[Dataset rows for apps and sites]
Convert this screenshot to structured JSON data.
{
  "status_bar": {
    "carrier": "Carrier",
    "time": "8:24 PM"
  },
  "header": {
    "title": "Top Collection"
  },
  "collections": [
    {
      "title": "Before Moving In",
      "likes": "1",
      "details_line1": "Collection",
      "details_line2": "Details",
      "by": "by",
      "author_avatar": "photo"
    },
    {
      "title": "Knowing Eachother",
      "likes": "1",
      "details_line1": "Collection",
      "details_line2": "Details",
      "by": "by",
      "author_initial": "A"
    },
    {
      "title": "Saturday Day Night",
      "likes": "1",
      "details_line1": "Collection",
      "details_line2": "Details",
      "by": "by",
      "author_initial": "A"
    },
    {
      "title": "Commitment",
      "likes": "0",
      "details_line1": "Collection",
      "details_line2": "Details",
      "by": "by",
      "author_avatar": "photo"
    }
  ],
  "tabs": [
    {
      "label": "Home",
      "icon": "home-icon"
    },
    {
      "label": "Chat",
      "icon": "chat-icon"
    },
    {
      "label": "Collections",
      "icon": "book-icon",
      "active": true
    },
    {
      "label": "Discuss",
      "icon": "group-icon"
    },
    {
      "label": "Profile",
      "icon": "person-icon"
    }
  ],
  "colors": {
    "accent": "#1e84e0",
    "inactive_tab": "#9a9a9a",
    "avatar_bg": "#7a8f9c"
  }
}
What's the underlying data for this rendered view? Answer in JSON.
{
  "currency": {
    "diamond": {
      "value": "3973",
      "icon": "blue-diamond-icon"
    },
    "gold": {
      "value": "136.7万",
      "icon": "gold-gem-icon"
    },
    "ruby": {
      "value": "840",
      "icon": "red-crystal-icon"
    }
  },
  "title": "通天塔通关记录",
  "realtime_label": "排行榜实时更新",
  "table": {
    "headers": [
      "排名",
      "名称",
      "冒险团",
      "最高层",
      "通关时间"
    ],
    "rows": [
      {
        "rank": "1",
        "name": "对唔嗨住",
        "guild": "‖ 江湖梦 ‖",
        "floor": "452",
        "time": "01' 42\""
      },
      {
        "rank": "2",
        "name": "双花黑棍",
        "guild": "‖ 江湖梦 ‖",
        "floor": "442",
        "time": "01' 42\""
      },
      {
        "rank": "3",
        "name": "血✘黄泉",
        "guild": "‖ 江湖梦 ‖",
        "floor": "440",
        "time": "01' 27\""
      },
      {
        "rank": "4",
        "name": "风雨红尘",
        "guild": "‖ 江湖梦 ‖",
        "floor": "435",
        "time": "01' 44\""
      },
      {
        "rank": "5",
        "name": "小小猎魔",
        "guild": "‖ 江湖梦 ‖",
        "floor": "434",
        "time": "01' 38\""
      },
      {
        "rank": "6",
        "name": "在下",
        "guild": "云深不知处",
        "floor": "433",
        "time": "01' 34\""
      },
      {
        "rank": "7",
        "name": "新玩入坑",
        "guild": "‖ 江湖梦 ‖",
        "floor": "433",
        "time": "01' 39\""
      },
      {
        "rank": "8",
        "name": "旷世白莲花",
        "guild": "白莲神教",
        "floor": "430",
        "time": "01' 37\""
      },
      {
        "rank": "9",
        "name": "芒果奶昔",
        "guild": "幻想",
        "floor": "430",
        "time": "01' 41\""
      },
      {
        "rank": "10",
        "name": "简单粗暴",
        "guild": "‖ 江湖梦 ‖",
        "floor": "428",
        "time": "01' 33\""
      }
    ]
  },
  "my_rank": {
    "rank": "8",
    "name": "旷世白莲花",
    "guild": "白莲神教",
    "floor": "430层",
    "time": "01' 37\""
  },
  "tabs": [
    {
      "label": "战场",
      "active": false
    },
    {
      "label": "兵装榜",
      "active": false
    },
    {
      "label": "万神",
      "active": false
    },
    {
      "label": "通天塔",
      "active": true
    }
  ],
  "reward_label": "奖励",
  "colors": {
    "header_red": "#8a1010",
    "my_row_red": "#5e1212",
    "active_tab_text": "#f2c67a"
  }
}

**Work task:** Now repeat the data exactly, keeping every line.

**Exercise solution:**
Convert this screenshot to structured JSON data.
{
  "status_bar": {
    "carrier": "Carrier",
    "time": "8:24 PM"
  },
  "header": {
    "title": "Top Collection"
  },
  "collections": [
    {
      "title": "Before Moving In",
      "likes": "1",
      "details_line1": "Collection",
      "details_line2": "Details",
      "by": "by",
      "author_avatar": "photo"
    },
    {
      "title": "Knowing Eachother",
      "likes": "1",
      "details_line1": "Collection",
      "details_line2": "Details",
      "by": "by",
      "author_initial": "A"
    },
    {
      "title": "Saturday Day Night",
      "likes": "1",
      "details_line1": "Collection",
      "details_line2": "Details",
      "by": "by",
      "author_initial": "A"
    },
    {
      "title": "Commitment",
      "likes": "0",
      "details_line1": "Collection",
      "details_line2": "Details",
      "by": "by",
      "author_avatar": "photo"
    }
  ],
  "tabs": [
    {
      "label": "Home",
      "icon": "home-icon"
    },
    {
      "label": "Chat",
      "icon": "chat-icon"
    },
    {
      "label": "Collections",
      "icon": "book-icon",
      "active": true
    },
    {
      "label": "Discuss",
      "icon": "group-icon"
    },
    {
      "label": "Profile",
      "icon": "person-icon"
    }
  ],
  "colors": {
    "accent": "#1e84e0",
    "inactive_tab": "#9a9a9a",
    "avatar_bg": "#7a8f9c"
  }
}
What's the underlying data for this rendered view? Answer in JSON.
{
  "currency": {
    "diamond": {
      "value": "3973",
      "icon": "blue-diamond-icon"
    },
    "gold": {
      "value": "136.7万",
      "icon": "gold-gem-icon"
    },
    "ruby": {
      "value": "840",
      "icon": "red-crystal-icon"
    }
  },
  "title": "通天塔通关记录",
  "realtime_label": "排行榜实时更新",
  "table": {
    "headers": [
      "排名",
      "名称",
      "冒险团",
      "最高层",
      "通关时间"
    ],
    "rows": [
      {
        "rank": "1",
        "name": "对唔嗨住",
        "guild": "‖ 江湖梦 ‖",
        "floor": "452",
        "time": "01' 42\""
      },
      {
        "rank": "2",
        "name": "双花黑棍",
        "guild": "‖ 江湖梦 ‖",
        "floor": "442",
        "time": "01' 42\""
      },
      {
        "rank": "3",
        "name": "血✘黄泉",
        "guild": "‖ 江湖梦 ‖",
        "floor": "440",
        "time": "01' 27\""
      },
      {
        "rank": "4",
        "name": "风雨红尘",
        "guild": "‖ 江湖梦 ‖",
        "floor": "435",
        "time": "01' 44\""
      },
      {
        "rank": "5",
        "name": "小小猎魔",
        "guild": "‖ 江湖梦 ‖",
        "floor": "434",
        "time": "01' 38\""
      },
      {
        "rank": "6",
        "name": "在下",
        "guild": "云深不知处",
        "floor": "433",
        "time": "01' 34\""
      },
      {
        "rank": "7",
        "name": "新玩入坑",
        "guild": "‖ 江湖梦 ‖",
        "floor": "433",
        "time": "01' 39\""
      },
      {
        "rank": "8",
        "name": "旷世白莲花",
        "guild": "白莲神教",
        "floor": "430",
        "time": "01' 37\""
      },
      {
        "rank": "9",
        "name": "芒果奶昔",
        "guild": "幻想",
        "floor": "430",
        "time": "01' 41\""
      },
      {
        "rank": "10",
        "name": "简单粗暴",
        "guild": "‖ 江湖梦 ‖",
        "floor": "428",
        "time": "01' 33\""
      }
    ]
  },
  "my_rank": {
    "rank": "8",
    "name": "旷世白莲花",
    "guild": "白莲神教",
    "floor": "430层",
    "time": "01' 37\""
  },
  "tabs": [
    {
      "label": "战场",
      "active": false
    },
    {
      "label": "兵装榜",
      "active": false
    },
    {
      "label": "万神",
      "active": false
    },
    {
      "label": "通天塔",
      "active": true
    }
  ],
  "reward_label": "奖励",
  "colors": {
    "header_red": "#8a1010",
    "my_row_red": "#5e1212",
    "active_tab_text": "#f2c67a"
  }
}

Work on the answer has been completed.